The problem of apparel waste has become, with over 10.5 million tons dumped in landfills in North America every year. There are many statistics quoted on the matter, but leave it to say that the vast majority of what we get rid of ends up in landfills, some say as high as 80%.
Building a sustainable wardrobe may seem daunting, but it’s easier than you think. Being a conscious consumer starts in your own closet. It requires thinking differently about what we have, what we buy and how we wear them. Being conscious about our buying choices means taking a moment to think about what clothing we buy and what we do with the clothes we already own.
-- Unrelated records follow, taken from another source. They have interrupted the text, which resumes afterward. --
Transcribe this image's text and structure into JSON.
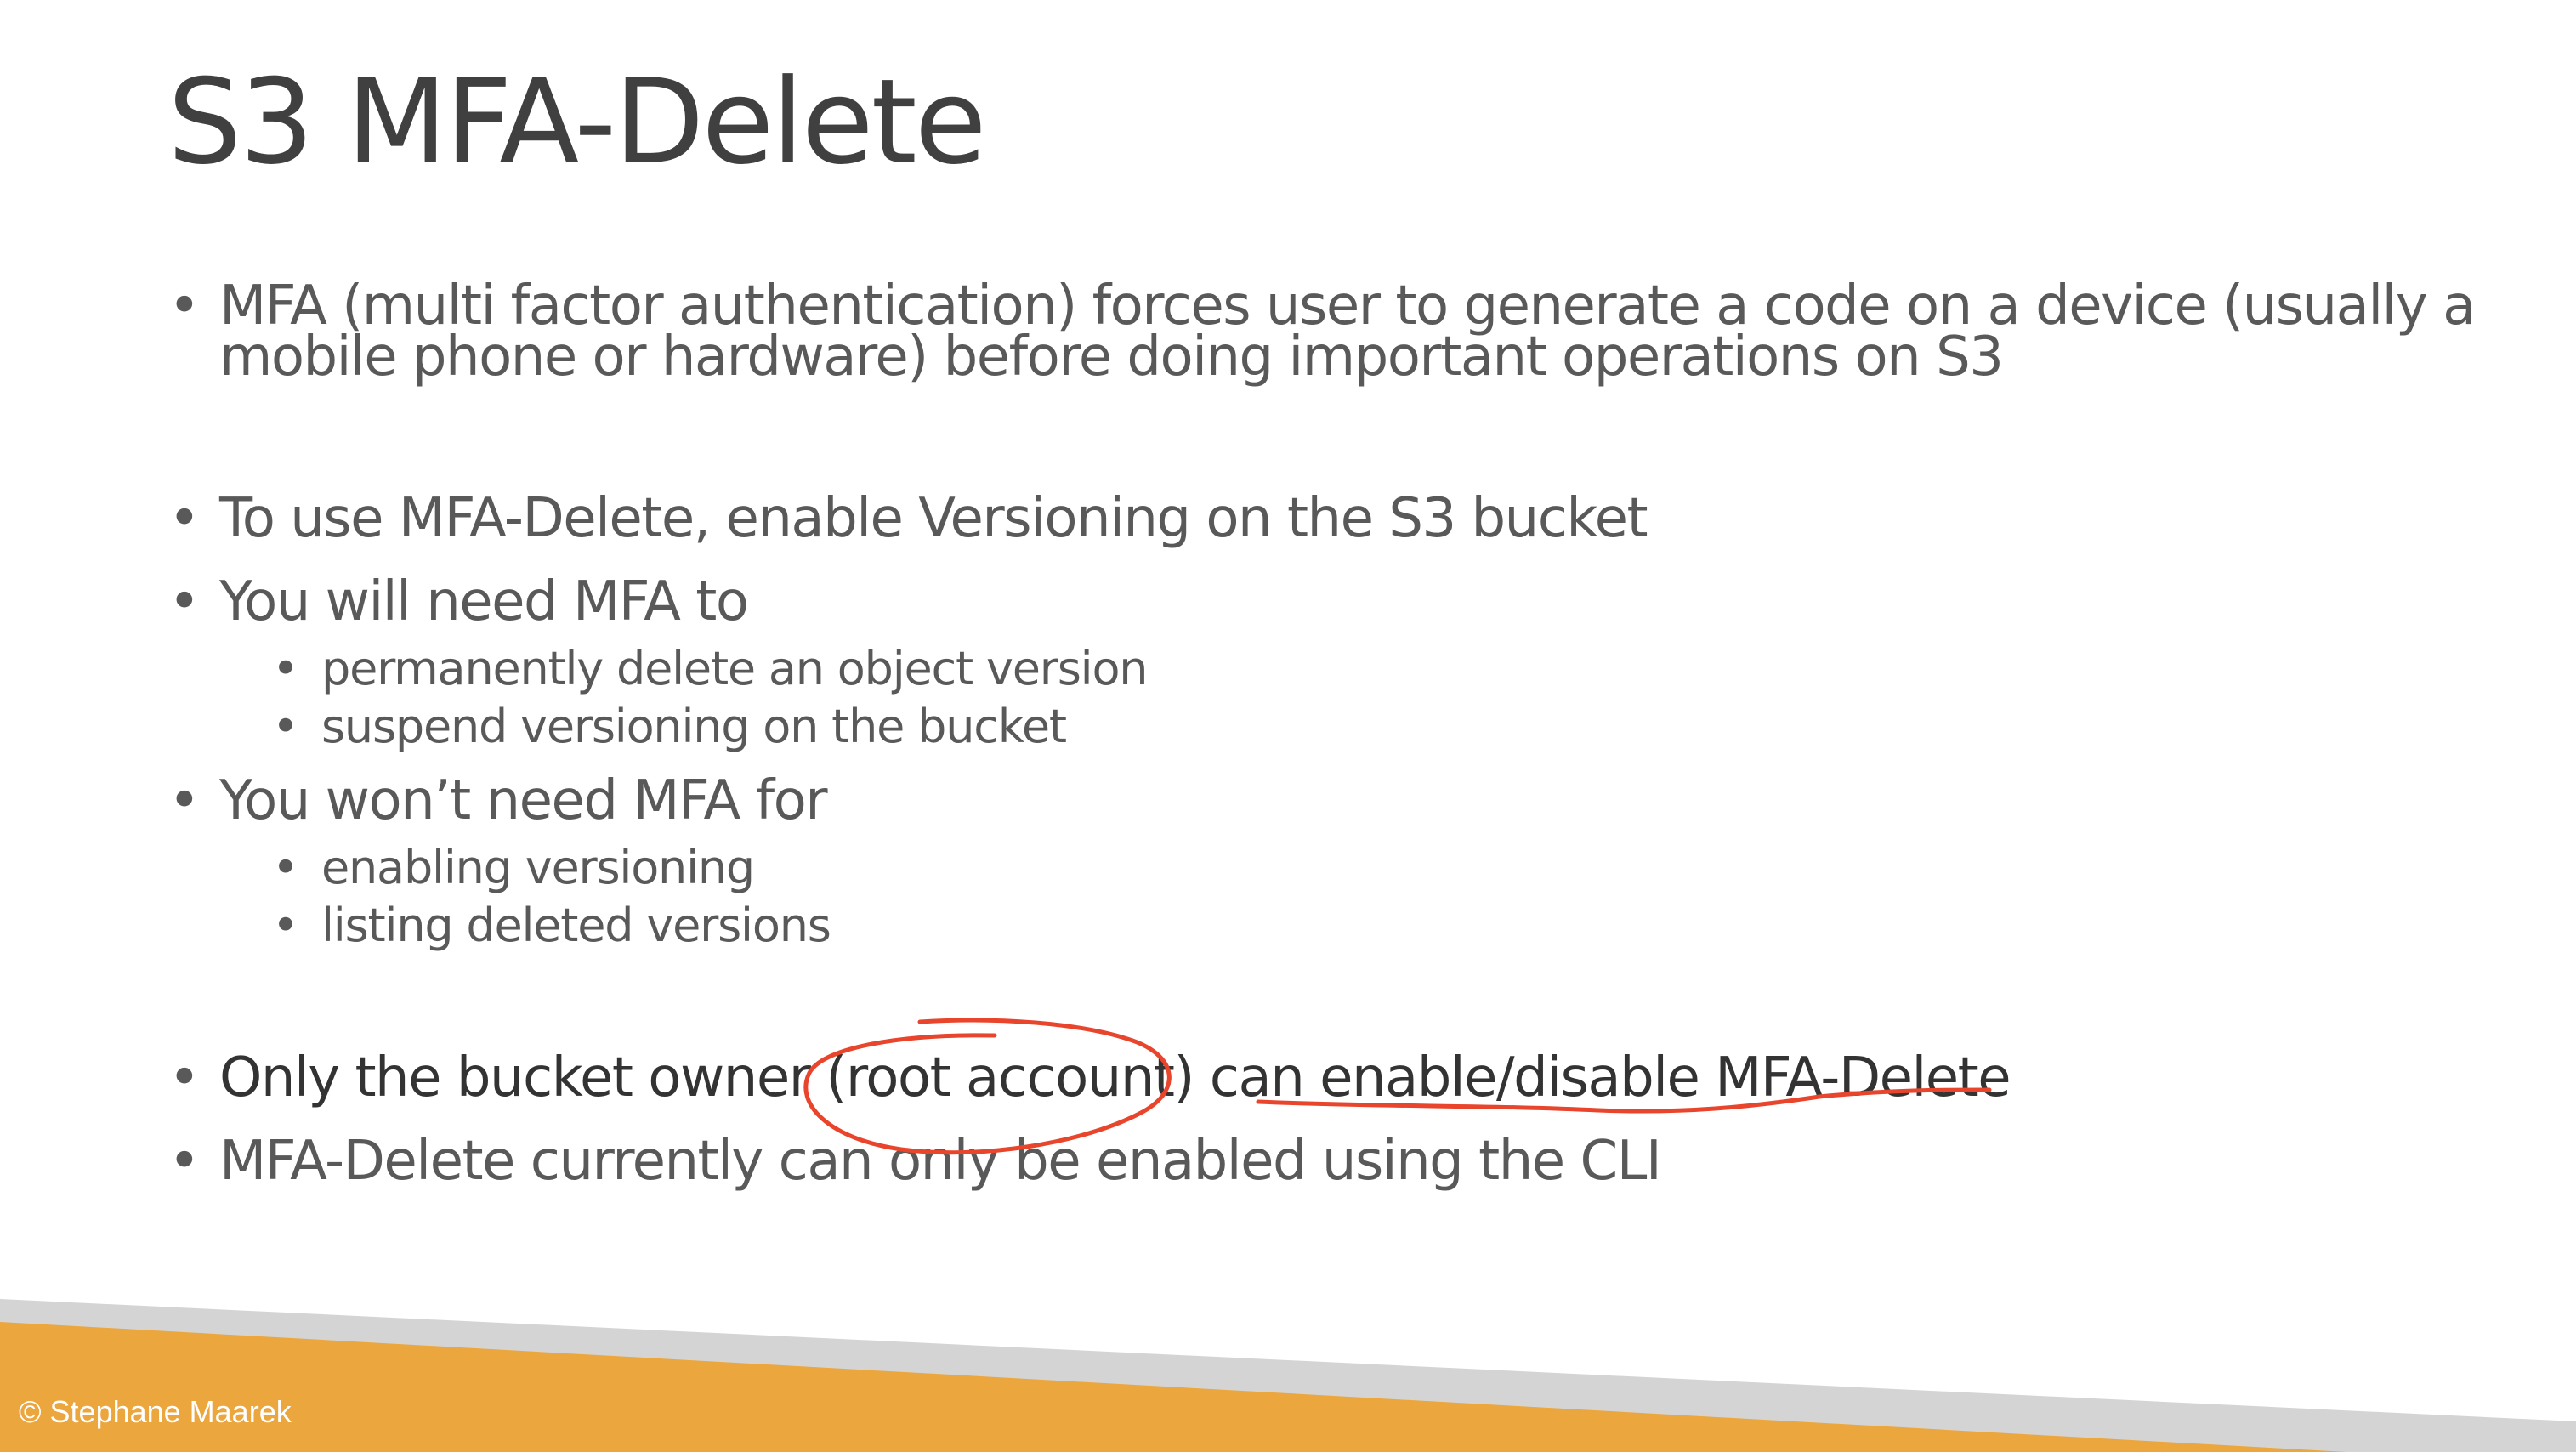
{
  "slide": {
    "title": "S3 MFA-Delete",
    "bullets": [
      {
        "text_line1": "MFA (multi factor authentication) forces user to generate a code on a device (usually a",
        "text_line2": "mobile phone or hardware) before doing important operations on S3"
      },
      {
        "text": "To use MFA-Delete, enable Versioning on the S3 bucket"
      },
      {
        "text": "You will need MFA to",
        "subitems": [
          "permanently delete an object version",
          "suspend versioning on the bucket"
        ]
      },
      {
        "text": "You won’t need MFA for",
        "subitems": [
          "enabling versioning",
          "listing deleted versions"
        ]
      },
      {
        "text": "Only the bucket owner (root account) can enable/disable MFA-Delete"
      },
      {
        "text": "MFA-Delete currently can only be enabled using the CLI"
      }
    ],
    "bullet_glyph": "•",
    "footer": "© Stephane Maarek"
  },
  "colors": {
    "title": "#404040",
    "body_text": "#595959",
    "emphasis_text": "#333333",
    "annotation": "#e8452c",
    "footer_orange": "#eba63e",
    "footer_gray": "#d4d4d4",
    "footer_text": "#ffffff"
  }
}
Government policy, non-governmental organization (NGO) evaluations and advocacy, and university research each perform important roles in this transition. However, the primary focus and responsibility for circular economy implementation lies in the management and strategic alignment of value chains across individual business sectors as this will be the area of greater impact and market scale.
Campell-Árvai and Árvai found that the use of a nudge increased the probability that consumers would choose a sustainable food option.
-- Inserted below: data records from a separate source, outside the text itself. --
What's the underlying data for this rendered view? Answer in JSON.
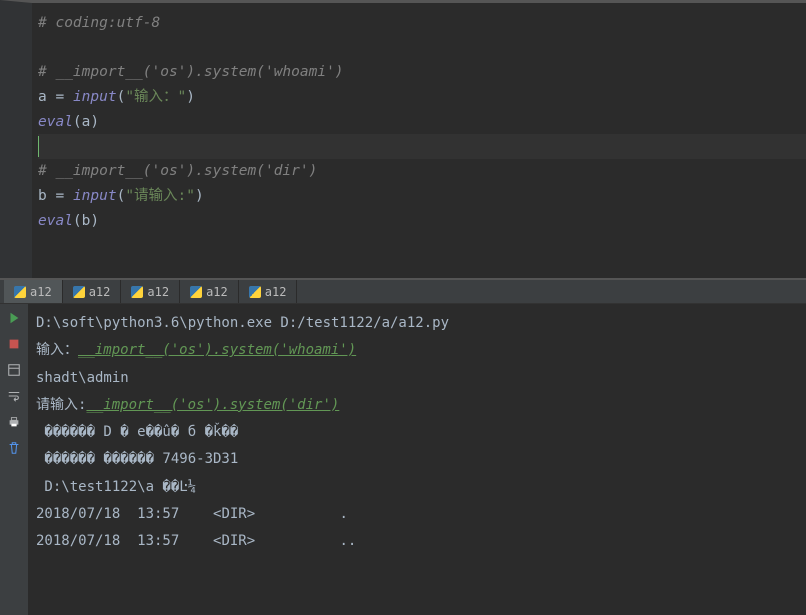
{
  "code": {
    "l1_comment": "# coding:utf-8",
    "l3_comment": "# __import__('os').system('whoami')",
    "l4_var": "a",
    "l4_eq": " = ",
    "l4_fn": "input",
    "l4_str": "\"输入：\"",
    "l5_fn": "eval",
    "l5_arg": "a",
    "l7_comment": "# __import__('os').system('dir')",
    "l8_var": "b",
    "l8_eq": " = ",
    "l8_fn": "input",
    "l8_str": "\"请输入:\"",
    "l9_fn": "eval",
    "l9_arg": "b"
  },
  "tabs": [
    {
      "label": "a12"
    },
    {
      "label": "a12"
    },
    {
      "label": "a12"
    },
    {
      "label": "a12"
    },
    {
      "label": "a12"
    }
  ],
  "console": {
    "cmd": "D:\\soft\\python3.6\\python.exe D:/test1122/a/a12.py",
    "prompt1_label": "输入：",
    "prompt1_input": "__import__('os').system('whoami')",
    "whoami_result": "shadt\\admin",
    "prompt2_label": "请输入:",
    "prompt2_input": "__import__('os').system('dir')",
    "dir_line1": " ������ D � e��û� б �ǩ��",
    "dir_line2": " ������ ������ 7496-3D31",
    "dir_path": " D:\\test1122\\a ��Ŀ¼",
    "entry1_date": "2018/07/18  13:57",
    "entry1_dir": "    <DIR>          .",
    "entry2_date": "2018/07/18  13:57",
    "entry2_dir": "    <DIR>          .."
  },
  "icons": {
    "play": "play-icon",
    "stop": "stop-icon",
    "layout": "layout-icon",
    "print": "print-icon",
    "trash": "trash-icon"
  }
}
Small, everyday changes in people’s behavior can have significant positive environmental impacts. Research conducted by Victoria Campbell-Árvai and Joe Árvai focused on the role of "nudges" in motivating consumers’ to choose products that would lead to positive environmental outcomes. The research evaluated outcomes when both appetizing and unappetizing sustainable meals were presented as food choices in a cafeteria setting.
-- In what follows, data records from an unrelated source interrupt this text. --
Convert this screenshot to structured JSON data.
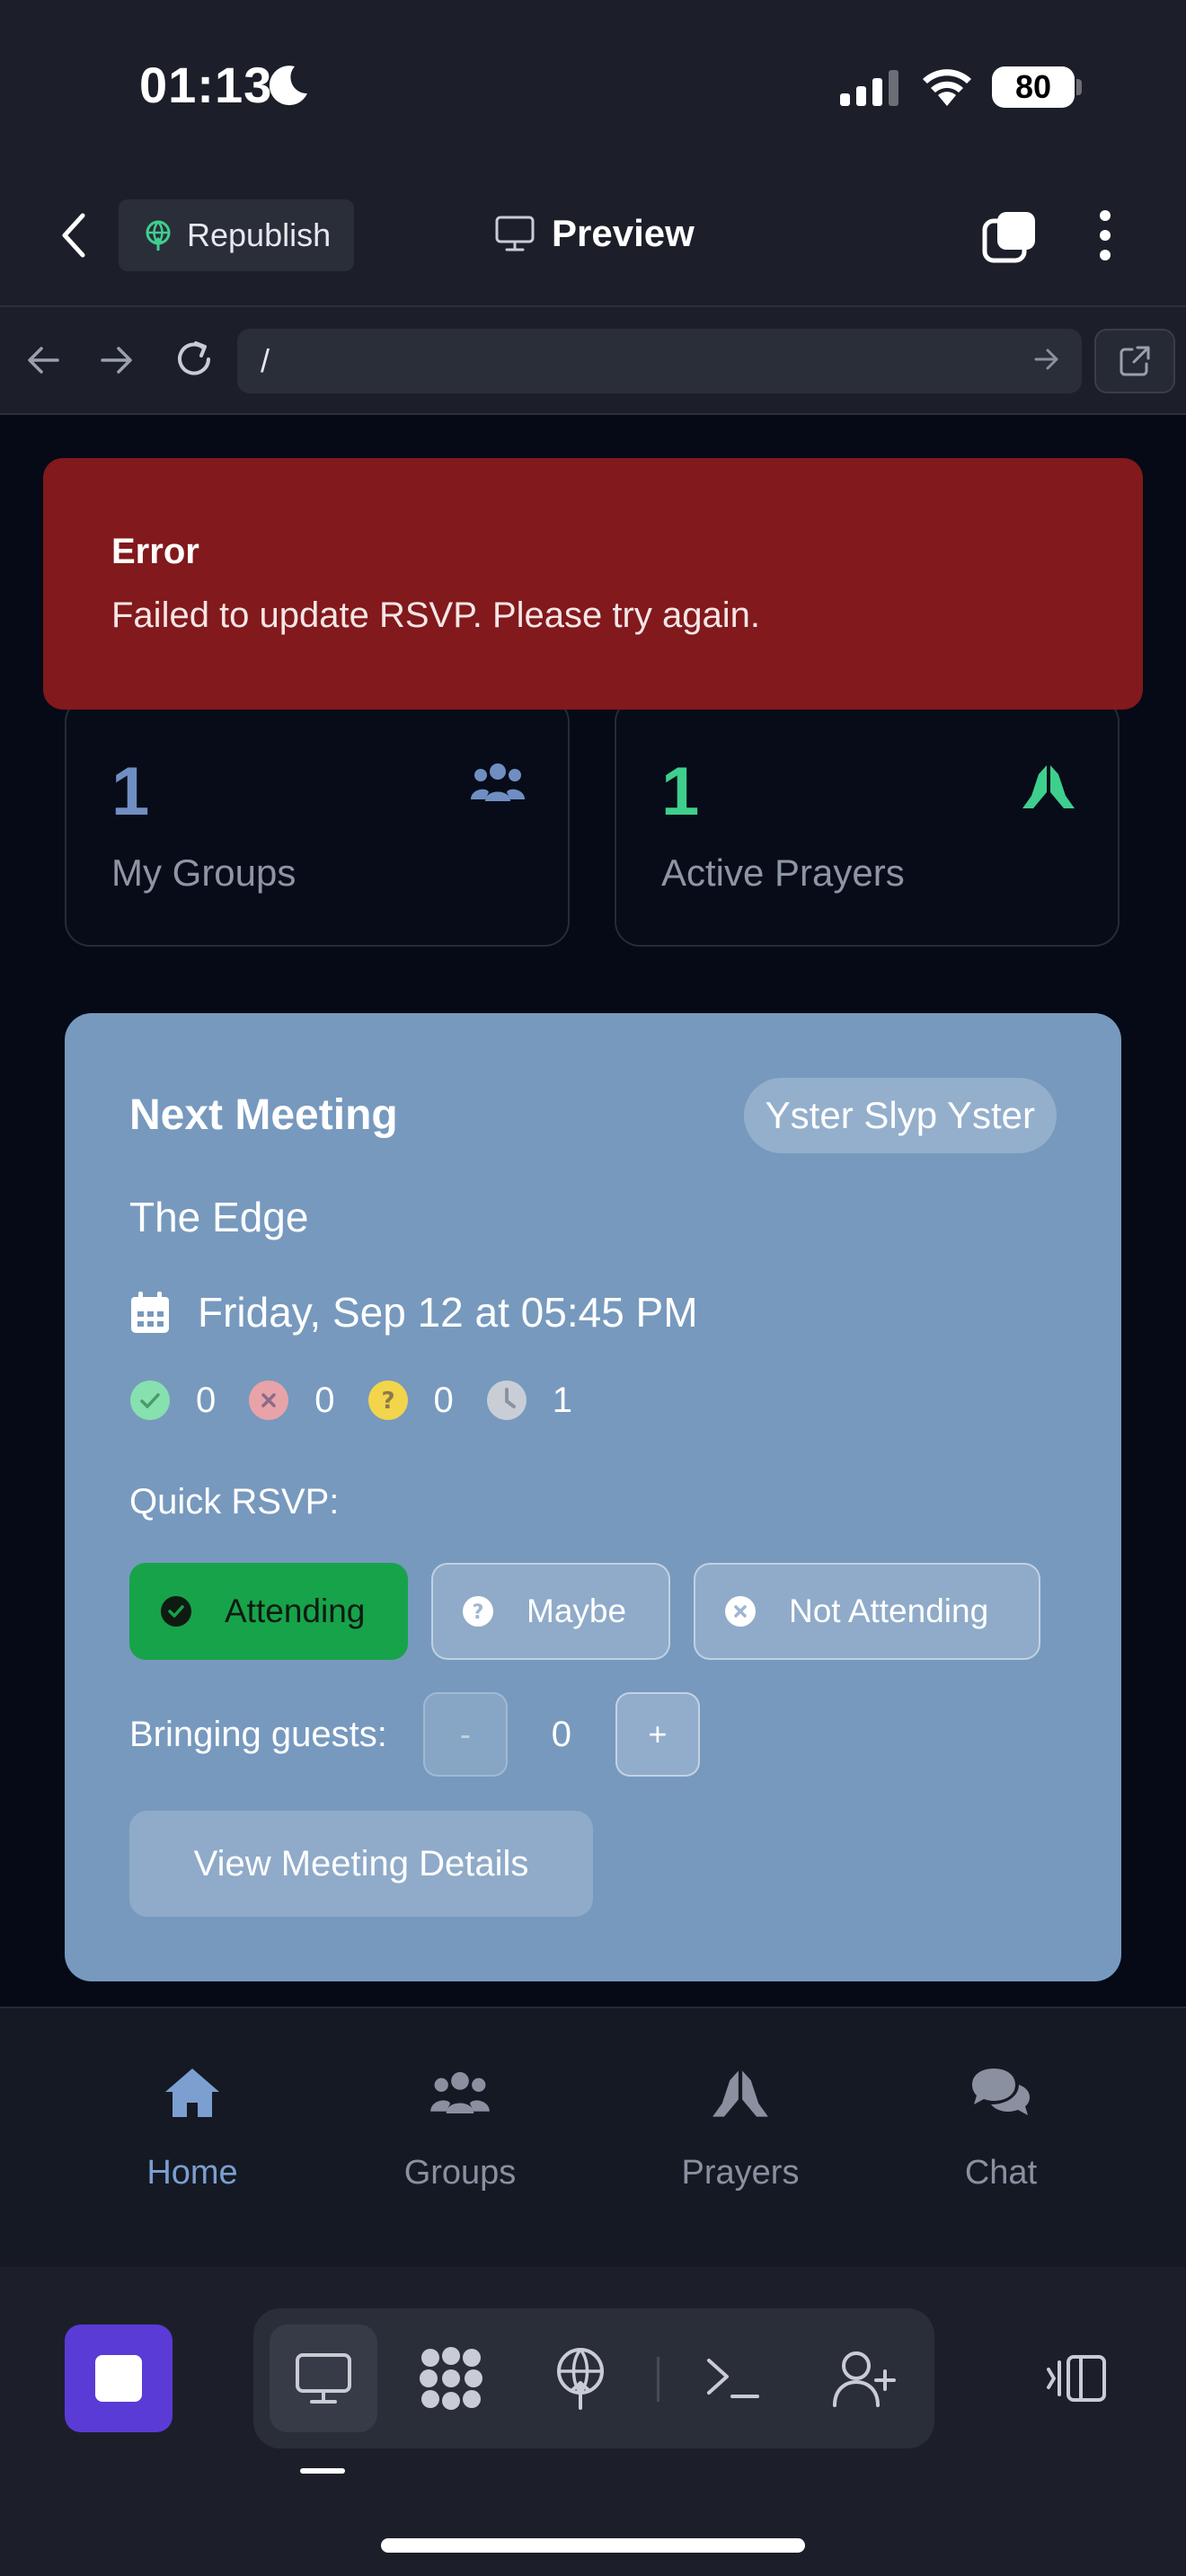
{
  "status_bar": {
    "time": "01:13",
    "battery": "80"
  },
  "app_bar": {
    "republish_label": "Republish",
    "preview_label": "Preview"
  },
  "browser": {
    "url": "/"
  },
  "error": {
    "title": "Error",
    "message": "Failed to update RSVP. Please try again."
  },
  "stats": [
    {
      "value": "1",
      "label": "My Groups",
      "color": "#6f8fc2"
    },
    {
      "value": "1",
      "label": "Active Prayers",
      "color": "#3ecf8e"
    }
  ],
  "meeting": {
    "title": "Next Meeting",
    "group": "Yster Slyp Yster",
    "name": "The Edge",
    "date": "Friday, Sep 12 at 05:45 PM",
    "counts": {
      "attending": "0",
      "not_attending": "0",
      "maybe": "0",
      "pending": "1"
    },
    "quick_rsvp_label": "Quick RSVP:",
    "rsvp_options": {
      "attending": "Attending",
      "maybe": "Maybe",
      "not_attending": "Not Attending"
    },
    "selected_rsvp": "Attending",
    "guests_label": "Bringing guests:",
    "guests_minus": "-",
    "guests_value": "0",
    "guests_plus": "+",
    "view_details_label": "View Meeting Details"
  },
  "bottom_nav": [
    {
      "label": "Home",
      "icon": "home-icon",
      "active": true
    },
    {
      "label": "Groups",
      "icon": "users-icon",
      "active": false
    },
    {
      "label": "Prayers",
      "icon": "praying-hands-icon",
      "active": false
    },
    {
      "label": "Chat",
      "icon": "chat-icon",
      "active": false
    }
  ],
  "colors": {
    "accent": "#7b9fd0",
    "error_bg": "#82191c",
    "attending_green": "#17a34a",
    "stop_purple": "#5a3bd6",
    "card_blue": "#7799be"
  }
}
If you have ever watched Seinfeld or any other comedy based on Jewish humor, you know that we Jews are not generally the most optimistic people. Remember the Nanny’s mother and her constant criticism of her daughter, or Don Rickles’ insulting humor? I recently saw a video parody of a Mad Men ad campaign, where the ad execs think the slogan “It gets better” would never work with a Jewish audience. Instead, they came up with a campaign slogan: “It could be worse!”